it’s a learning curve so listen and store up the advice, it will become clear which bits you need to implement once your business gets started.

Lesley Light

22) Revisit your purpose every six months

Why you first started your business and why you continue it can change over time, without realising that your drivers have changed. Every six months or so revisit your why, and why now so whatever decisions you make are made with conscious awareness.

Anne Wilkinson

23) Build your tribe

Get a solid support network and build your tribe. My business besties provide invaluable support when I need it.

Sophie Milliken

24) Don’t give too much away for free

Surround yourself with positive people at all times. Get a mentor or coach, and network strategically. Don’t go to every event – always factor in the return on investment and take into account the commute time and cost. To not do so many 121s / coffees – move these to virtual coffees via Skype.

Value your time and your knowledge and don’t give so much away for free. Skill exchanges are fab when you are starting off as you can get testimonials and services for your business but there comes a time when you need to start charging your worth. Work on your money mindset.

Look after yourself – exercise, eat well and don’t try to do everything. Outsource everything which is not within your zone of genius. Be clear on your why and your elevator pitch. What do you do and why… work on your branding which is so much more than a logo.

Invest in CPD and little by little push through your comfort zone – even if you are an introvert like myself you will need to talk to get exposure whether it’s online, via a webinar, podcast, workshop etc. I naively thought everyone would come to my website when I launched… ha!

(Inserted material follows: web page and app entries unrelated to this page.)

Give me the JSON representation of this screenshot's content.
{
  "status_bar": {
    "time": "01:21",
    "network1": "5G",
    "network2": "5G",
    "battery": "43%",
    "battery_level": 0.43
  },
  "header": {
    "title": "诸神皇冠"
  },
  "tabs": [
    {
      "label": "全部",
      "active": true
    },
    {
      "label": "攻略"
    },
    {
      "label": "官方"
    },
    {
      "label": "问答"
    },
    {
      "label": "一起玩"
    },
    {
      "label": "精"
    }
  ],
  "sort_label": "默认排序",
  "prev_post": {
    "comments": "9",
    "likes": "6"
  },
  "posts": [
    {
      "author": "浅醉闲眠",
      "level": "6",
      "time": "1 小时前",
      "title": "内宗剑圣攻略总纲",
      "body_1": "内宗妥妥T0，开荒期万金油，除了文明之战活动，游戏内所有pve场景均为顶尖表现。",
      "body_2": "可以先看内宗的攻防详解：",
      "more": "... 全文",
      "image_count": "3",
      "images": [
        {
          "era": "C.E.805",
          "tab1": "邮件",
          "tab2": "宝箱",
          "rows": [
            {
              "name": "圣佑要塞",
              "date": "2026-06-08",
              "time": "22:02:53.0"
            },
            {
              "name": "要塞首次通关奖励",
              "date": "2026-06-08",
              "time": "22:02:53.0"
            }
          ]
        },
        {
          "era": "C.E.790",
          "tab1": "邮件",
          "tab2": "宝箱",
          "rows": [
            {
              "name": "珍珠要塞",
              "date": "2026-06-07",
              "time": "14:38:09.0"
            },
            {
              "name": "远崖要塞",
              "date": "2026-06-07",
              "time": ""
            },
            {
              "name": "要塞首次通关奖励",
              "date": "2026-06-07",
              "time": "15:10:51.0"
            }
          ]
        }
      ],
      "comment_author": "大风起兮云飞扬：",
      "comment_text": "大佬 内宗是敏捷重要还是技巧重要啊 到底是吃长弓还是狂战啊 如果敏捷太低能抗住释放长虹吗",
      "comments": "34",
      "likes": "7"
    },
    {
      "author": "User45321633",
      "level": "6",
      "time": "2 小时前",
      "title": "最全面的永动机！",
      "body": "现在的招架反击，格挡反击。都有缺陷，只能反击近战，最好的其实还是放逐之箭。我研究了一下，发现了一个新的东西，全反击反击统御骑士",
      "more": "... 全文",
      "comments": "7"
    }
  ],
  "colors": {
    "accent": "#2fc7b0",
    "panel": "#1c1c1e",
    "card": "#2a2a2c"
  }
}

Work on your email marketing and start creating your list from the off. Don’t compare yourself to others (hard I know) you are unique so own that… don’t worry re imposter syndrome. We all get it. Have a back up plan!!

A lot of great entreprenurs have part time jobs or contract work but nobody really speaks about this side of things. Get in touch with your local council for advice – I’m lucky to have the amazing Startup Croydon down the road from me.

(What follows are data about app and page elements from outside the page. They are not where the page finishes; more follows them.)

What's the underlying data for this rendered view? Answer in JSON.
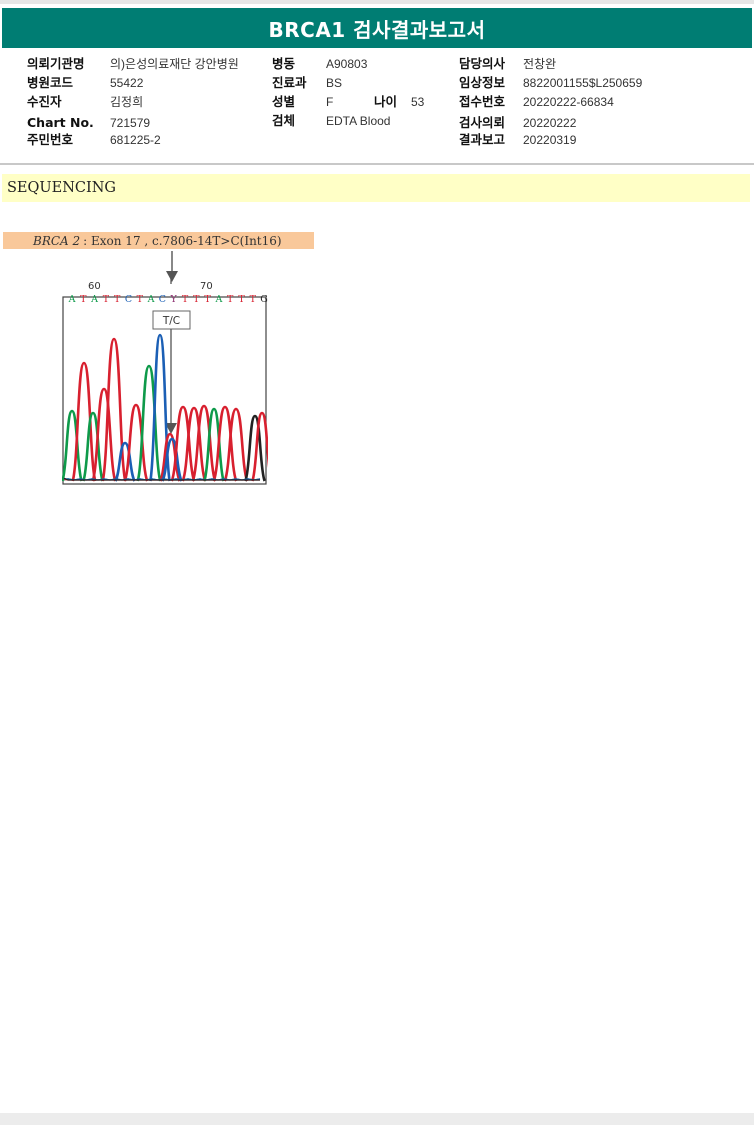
{
  "report": {
    "title": "BRCA1 검사결과보고서"
  },
  "fields": {
    "institution": {
      "label": "의뢰기관명",
      "value": "의)은성의료재단 강안병원"
    },
    "hospital_code": {
      "label": "병원코드",
      "value": "55422"
    },
    "patient": {
      "label": "수진자",
      "value": "김정희"
    },
    "chart_no": {
      "label": "Chart No.",
      "value": "721579"
    },
    "resident_no": {
      "label": "주민번호",
      "value": "681225-2"
    },
    "ward": {
      "label": "병동",
      "value": "A90803"
    },
    "department": {
      "label": "진료과",
      "value": "BS"
    },
    "sex": {
      "label": "성별",
      "value": "F"
    },
    "age": {
      "label": "나이",
      "value": "53"
    },
    "specimen": {
      "label": "검체",
      "value": "EDTA Blood"
    },
    "doctor": {
      "label": "담당의사",
      "value": "전창완"
    },
    "clinical_info": {
      "label": "임상정보",
      "value": "8822001155$L250659"
    },
    "receipt_no": {
      "label": "접수번호",
      "value": "20220222-66834"
    },
    "request_date": {
      "label": "검사의뢰",
      "value": "20220222"
    },
    "report_date": {
      "label": "결과보고",
      "value": "20220319"
    }
  },
  "section": {
    "title": "SEQUENCING"
  },
  "mutation": {
    "gene": "BRCA 2",
    "detail": ": Exon 17 , c.7806-14T>C(Int16)"
  },
  "chromatogram": {
    "positions": [
      "60",
      "70"
    ],
    "bases": [
      "A",
      "T",
      "A",
      "T",
      "T",
      "C",
      "T",
      "A",
      "C",
      "Y",
      "T",
      "T",
      "T",
      "A",
      "T",
      "T",
      "T",
      "G"
    ],
    "call_label": "T/C",
    "colors": {
      "A": "#0e9a4a",
      "T": "#d8202f",
      "C": "#1b5fb5",
      "G": "#222222",
      "Y": "#8b2b6e"
    }
  }
}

Jennifer Corcoran

25) Dress for work

I’ve worked from home for nearly ten years. Resist the temptation to work in your jogging bottoms. Dress like you mean business even if it’s a pair of jeans and a smart shirt or t-shirt. If you work from home make sure you have a dedicated space to work in. It really helps to separate your work from home life.

Try and break up your working day with a walk or some exercise or meet a friend for a coffee. Find your tribe, having some virtual or in person cheerleaders is invaluable when you run your business.

Claire Winter

26) Know your worth

Know your worth and then add tax. This means yes, taking the jobs in the early days that you’re not quite sure about, but learning from those too. Make sure you always get something other than cash out of every single project: testimonial, new methodology, new sign up strategy, whatever it may be.

Olivia Vandyk

27) Have a well thought out website

In this day and age having a online presence is obviously imperative. If your time is limited the most important thing is to have a well thought out website (preferably) or at least a fully populated profile on facebook or LinkedIn.

You need to give your customers the maximum opportunity to find out about your business and contact you or purchase easily. There is no point doing any other digital marketing until you have somewhere to send people.

Claire Icel

28) Say yes to opportunities (especially ones that scare you)

For me it’s about saying yes to opportunities especially the ones that scare you, and not overthinking and talking yourself out of it. Those opportunities are the ones that make a difference to how you feel about yourself and takes your business places you never knew you could go.

Having a support network other than family and friends is also essential and even better to have a coach or mentor that will challenge you to go further!

Gemma Stow

Love to get to know these fabulous women better? Join our free Facebook group for entrepreneurs